Games last around 20 minutes or so maximum. It's quite fun to play, although in typical Computer Science fashion we all massively overthought the situation and I managed to win one by just doing the simple, stupid thing. 

Quite fun. 

HullPixelBot can now turn corners

Spent a bit of time today fiddling with timer interrupts so that I can get fine control of the speed of the motors on the HullPixelBot. Because they are steppers they are quite precise, which means I can get the bot to trace accurate curves. 

The next thing I have to do is put the light and distance sensor on the front (along with a bumper) and then we'll have a proper robot. 

Bristol Board Game Cafe

I didn't take this picture at the cafe. But I'm still very pleased with it. 

I didn't take this picture at the cafe. But I'm still very pleased with it. 

A while back we went to the board game cafe in London.  We had a great time there and so today we went out to the one in Bristol. Just as much fun. In fact it was even better because we had more time to play, with no train to catch this time.

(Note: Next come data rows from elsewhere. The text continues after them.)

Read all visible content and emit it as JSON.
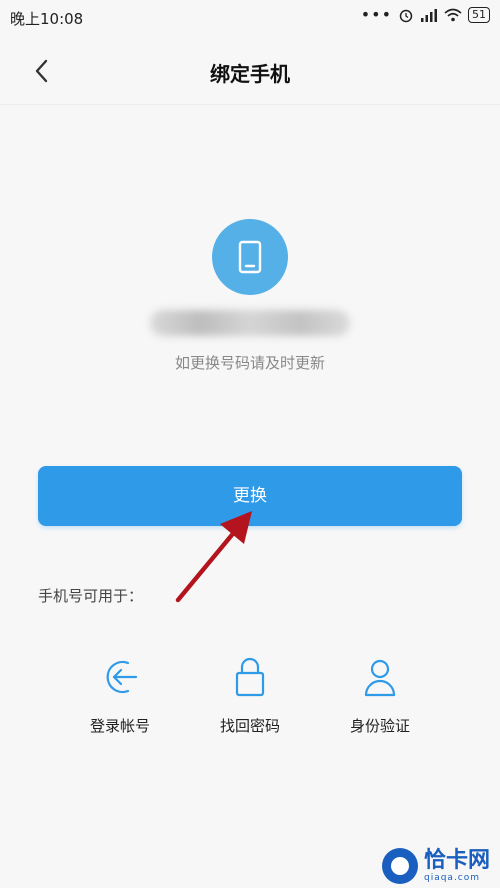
{
  "status_bar": {
    "time": "晚上10:08",
    "dots": "•••",
    "battery": "51"
  },
  "header": {
    "title": "绑定手机"
  },
  "main": {
    "hint": "如更换号码请及时更新",
    "change_button": "更换",
    "usage_label": "手机号可用于：",
    "options": [
      {
        "label": "登录帐号",
        "icon": "login-arrow-icon"
      },
      {
        "label": "找回密码",
        "icon": "lock-icon"
      },
      {
        "label": "身份验证",
        "icon": "user-icon"
      }
    ]
  },
  "watermark": {
    "text": "恰卡网",
    "sub": "qiaqa.com"
  },
  "colors": {
    "accent": "#2f9ae8",
    "icon_circle": "#56b0e8",
    "arrow": "#b3141e",
    "watermark": "#1a5fbf"
  }
}
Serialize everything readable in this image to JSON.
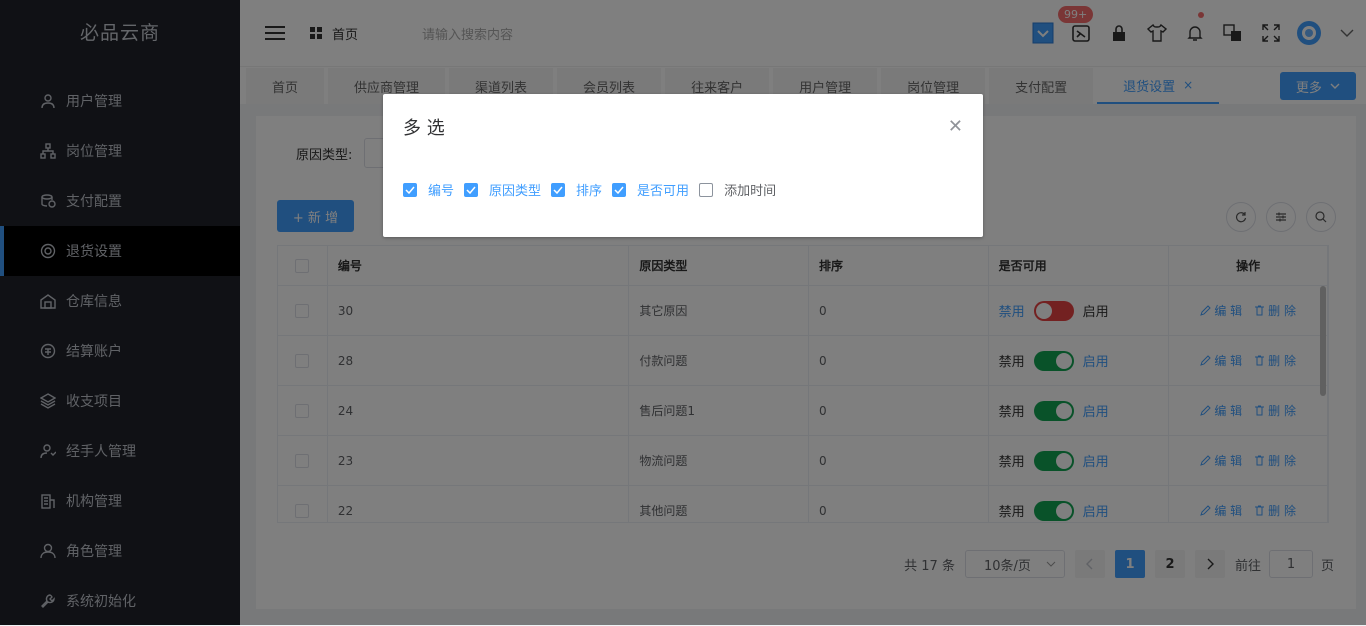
{
  "app": {
    "brand": "必品云商"
  },
  "sidebar": {
    "items": [
      {
        "label": "用户管理",
        "icon": "user-icon"
      },
      {
        "label": "岗位管理",
        "icon": "org-icon"
      },
      {
        "label": "支付配置",
        "icon": "coins-icon"
      },
      {
        "label": "退货设置",
        "icon": "return-icon",
        "active": true
      },
      {
        "label": "仓库信息",
        "icon": "warehouse-icon"
      },
      {
        "label": "结算账户",
        "icon": "account-icon"
      },
      {
        "label": "收支项目",
        "icon": "layers-icon"
      },
      {
        "label": "经手人管理",
        "icon": "handler-icon"
      },
      {
        "label": "机构管理",
        "icon": "building-icon"
      },
      {
        "label": "角色管理",
        "icon": "role-icon"
      },
      {
        "label": "系统初始化",
        "icon": "wrench-icon"
      }
    ]
  },
  "header": {
    "breadcrumb": "首页",
    "search_placeholder": "请输入搜索内容",
    "badge": "99+"
  },
  "tabs": [
    {
      "label": "首页"
    },
    {
      "label": "供应商管理"
    },
    {
      "label": "渠道列表"
    },
    {
      "label": "会员列表"
    },
    {
      "label": "往来客户"
    },
    {
      "label": "用户管理"
    },
    {
      "label": "岗位管理"
    },
    {
      "label": "支付配置"
    },
    {
      "label": "退货设置",
      "active": true
    }
  ],
  "more_label": "更多",
  "filter": {
    "label": "原因类型:"
  },
  "add_label": "+ 新 增",
  "table": {
    "headers": [
      "编号",
      "原因类型",
      "排序",
      "是否可用",
      "操作"
    ],
    "rows": [
      {
        "id": "30",
        "type": "其它原因",
        "sort": "0",
        "enabled": false
      },
      {
        "id": "28",
        "type": "付款问题",
        "sort": "0",
        "enabled": true
      },
      {
        "id": "24",
        "type": "售后问题1",
        "sort": "0",
        "enabled": true
      },
      {
        "id": "23",
        "type": "物流问题",
        "sort": "0",
        "enabled": true
      },
      {
        "id": "22",
        "type": "其他问题",
        "sort": "0",
        "enabled": true
      }
    ],
    "disable_label": "禁用",
    "enable_label": "启用",
    "edit_label": "编 辑",
    "delete_label": "删 除"
  },
  "pager": {
    "total": "共 17 条",
    "size": "10条/页",
    "pages": [
      "1",
      "2"
    ],
    "current": "1",
    "goto": "前往",
    "goto_value": "1",
    "page_unit": "页"
  },
  "dialog": {
    "title": "多 选",
    "options": [
      {
        "label": "编号",
        "checked": true
      },
      {
        "label": "原因类型",
        "checked": true
      },
      {
        "label": "排序",
        "checked": true
      },
      {
        "label": "是否可用",
        "checked": true
      },
      {
        "label": "添加时间",
        "checked": false
      }
    ]
  },
  "colors": {
    "primary": "#409eff",
    "sidebar": "#20232b",
    "switch_on": "#13a452",
    "switch_off": "#e64242"
  }
}
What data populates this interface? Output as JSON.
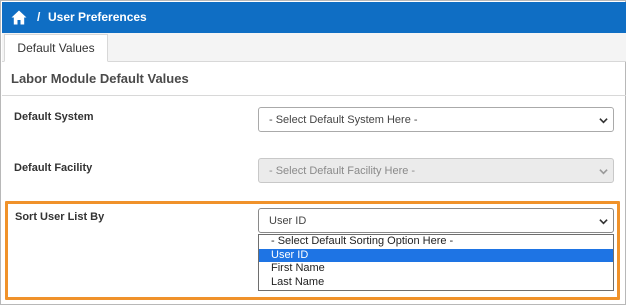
{
  "header": {
    "breadcrumb_separator": "/",
    "page_title": "User Preferences",
    "icon": "home-icon",
    "bar_color": "#0f6ec4"
  },
  "tabs": [
    {
      "label": "Default Values",
      "active": true
    }
  ],
  "section": {
    "title": "Labor Module Default Values"
  },
  "fields": {
    "default_system": {
      "label": "Default System",
      "value": "- Select Default System Here -",
      "disabled": false
    },
    "default_facility": {
      "label": "Default Facility",
      "value": "- Select Default Facility Here -",
      "disabled": true
    },
    "sort_user_list": {
      "label": "Sort User List By",
      "value": "User ID",
      "options": [
        "- Select Default Sorting Option Here -",
        "User ID",
        "First Name",
        "Last Name"
      ],
      "selected_option": "User ID",
      "dropdown_open": true
    }
  },
  "colors": {
    "highlight_border": "#f0922a",
    "selected_option_bg": "#1e74e4"
  }
}
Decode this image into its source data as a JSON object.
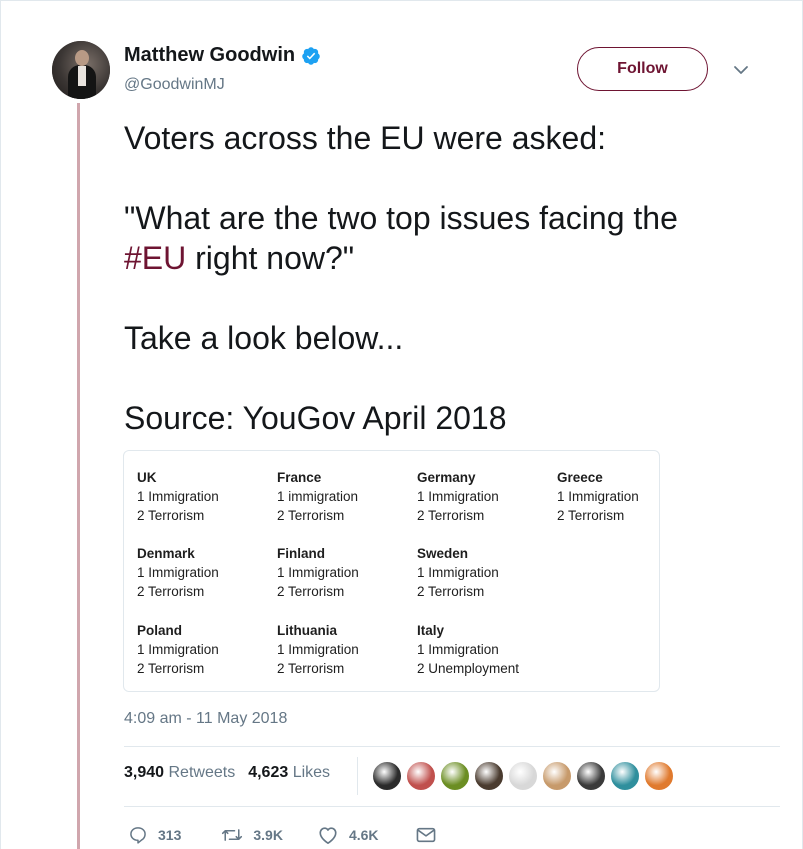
{
  "author": {
    "name": "Matthew Goodwin",
    "handle": "@GoodwinMJ",
    "verified": true,
    "follow_label": "Follow"
  },
  "tweet": {
    "lines": [
      "Voters across the EU were asked:",
      "\"What are the two top issues facing the",
      "#EU",
      " right now?\"",
      "Take a look below...",
      "Source: YouGov April 2018"
    ]
  },
  "card": {
    "countries": [
      {
        "name": "UK",
        "issue1": "1 Immigration",
        "issue2": "2 Terrorism"
      },
      {
        "name": "France",
        "issue1": "1 immigration",
        "issue2": "2 Terrorism"
      },
      {
        "name": "Germany",
        "issue1": "1 Immigration",
        "issue2": "2 Terrorism"
      },
      {
        "name": "Greece",
        "issue1": "1 Immigration",
        "issue2": "2 Terrorism"
      },
      {
        "name": "Denmark",
        "issue1": "1 Immigration",
        "issue2": "2 Terrorism"
      },
      {
        "name": "Finland",
        "issue1": "1 Immigration",
        "issue2": "2 Terrorism"
      },
      {
        "name": "Sweden",
        "issue1": "1 Immigration",
        "issue2": "2 Terrorism"
      },
      {
        "name": "Poland",
        "issue1": "1 Immigration",
        "issue2": "2 Terrorism"
      },
      {
        "name": "Lithuania",
        "issue1": "1 Immigration",
        "issue2": "2 Terrorism"
      },
      {
        "name": "Italy",
        "issue1": "1 Immigration",
        "issue2": "2 Unemployment"
      }
    ]
  },
  "timestamp": "4:09 am - 11 May 2018",
  "stats": {
    "retweets_count": "3,940",
    "retweets_label": "Retweets",
    "likes_count": "4,623",
    "likes_label": "Likes"
  },
  "likers": {
    "colors": [
      "#2b2b2b",
      "#c0504d",
      "#6b8e23",
      "#4a3b2f",
      "#d8d8d8",
      "#c79a6b",
      "#3a3a3a",
      "#2f8f9d",
      "#e07a2e"
    ]
  },
  "actions": {
    "replies": "313",
    "retweets": "3.9K",
    "likes": "4.6K"
  },
  "colors": {
    "accent": "#6e1432",
    "muted": "#657786",
    "verified": "#1da1f2",
    "thread_line": "#d0a6ad"
  }
}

We had a proper go at the Thunderbirds board game. And by proper I mean that we played it long enough to lose. Oh well. As with the one in London, the service and knowledge of games was first rate and the food was excellent.

By the time we left the place was filling up nicely and what sounded like an uproarious session of Cash and Guns was going on in the back. Next stop, the cafe in Hull..... 

Putting the Pixel into HullPixelBot

I've reached the point in 3D design where the hard part is not expressing the design. It's deciding what the design should be. I regard this as progress. Above you can see the new pixel mounts for the HullPixelBot that we've been playing with at C4DI.

Each bot will have two pixels. One at the top between the wheels to make it easy to do persistence of vision photography. And one at the back for other HullPixelBots to find and follow. 

I unveiled the new design to an awestruck audience at the hardware meetup tonight. Unfortunately I also unveiled a rather nasty power issue where the robot motors cut out when the lights were turned on. Oh well. It might be that we need extra volts for the pixels...

Anyhoo, I'll be posting the new designs in a little while, once I'm sure that it all fits together properly.  

I gave away a couple of 3D printed kits to new folks who had come along. If you want to come, get some parts and have a go at building your own robot (it won't cost you more than a tenner to build) then sign up for our next meetup on 18th August. All are welcome, young or old, experienced or not. Sign up here

Get Cura 2.1.2

Una, my four year old, hand built, 3D printer, just got a lot better. I've just downloaded the latest Cura slicing program and used it with the default print settings. And Una has produced some of the best looking prints I've seen for ages. Well up to the standard of the Ultimaker 2;s at work. The new Cura defaults are a lower temperature than I normally use, with a cooler heated bed too. But they work really well. There looks to be quite a few changes in the way that the slicer works and the user interface is now very slick.

The only thing I'm missing is a way to tell Cura that the print head on Una is a rather strange shape, and not the default. If I can't do this it means that its hard to print multiple objects on the platform because the fans will crash into parts already printed if I'm not careful. However, it's a small price to pay for such lovely print quality.

The great thing about Cura is that it is free and it works with a huge range of 3D printers. If you haven't got it, you should get it. If you have got it, you should go for the latest version.